Now he is working with a group of academics, researchers, activists and professionals conducting a project in which they critically analyze opinion polls.
“We survey public opinion in Russia and explain it. Raw numbers are misleading because the country is at war, because in autocracies and dictatorships polls are not really representative of public opinion,” he said. he explained.
Miniailo’s daily life consists of trying to stop the war. From his hiding place, he talks to people, tries to persuade them to act and stop the war before the Russians suffer even more serious consequences.
“Putin thought he was going to win this war in Ukraine in a few days, but he miscalculated. What I see now is more like the war in Chechnya in 1994,” Miniailo said.
For him, the main problem is that “Ukraine is the closest country to Russia, it is a brotherly people. 20% of Russians have relatives in Ukraine. And if we cannot dialogue with Ukraine, but prefer to launch rockets, how can we find common ground with any other country?
That’s why he’s dedicated to digging deeper into opinion polls. He believes people are terrified, they can’t understand what’s going on.
In Reutov, a Moscow suburb, journalist and human rights activist Evgeny Kurakin also asked for his name to be published. “I have been persecuted for my professional activities for 11 years,” he said with some indifference, adding that he had already been recognized as a political prisoner by the human rights organization Memorial, a organization that was forced to shut down within a year. of Putin’s latest crackdowns.
“After being expelled from the Council of Europe, we were deprived of the right to appeal the decisions of Russian courts: the outlook in Russia has become completely bleak,” Kurakin said.
Whispers are heard everywhere. Even if they cannot raise their voices, the society discusses the events and is not satisfied. The consequences are very heavy, and the propaganda is so blatant that people begin to mistrust the authorities.
“I can speak according to my friend, I provide them with alternative information, and today they are already starting to question themselves and ask themselves the right questions. All is not lost, “he says with joy not concealed.
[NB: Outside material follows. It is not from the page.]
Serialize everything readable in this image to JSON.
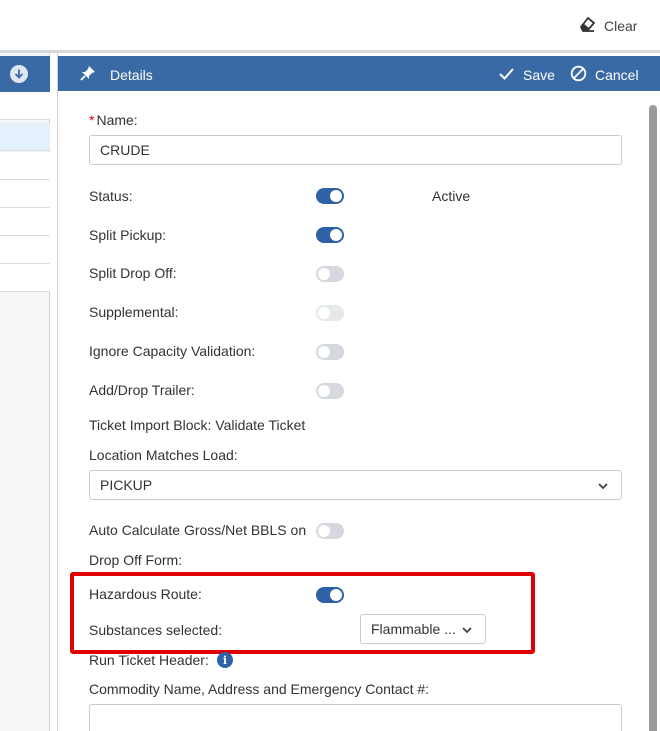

Like Sophia, he sees the situation with a certain pessimism for the immediate future but believes that “the regime has accelerated its fall” and that it will not be maintained forever.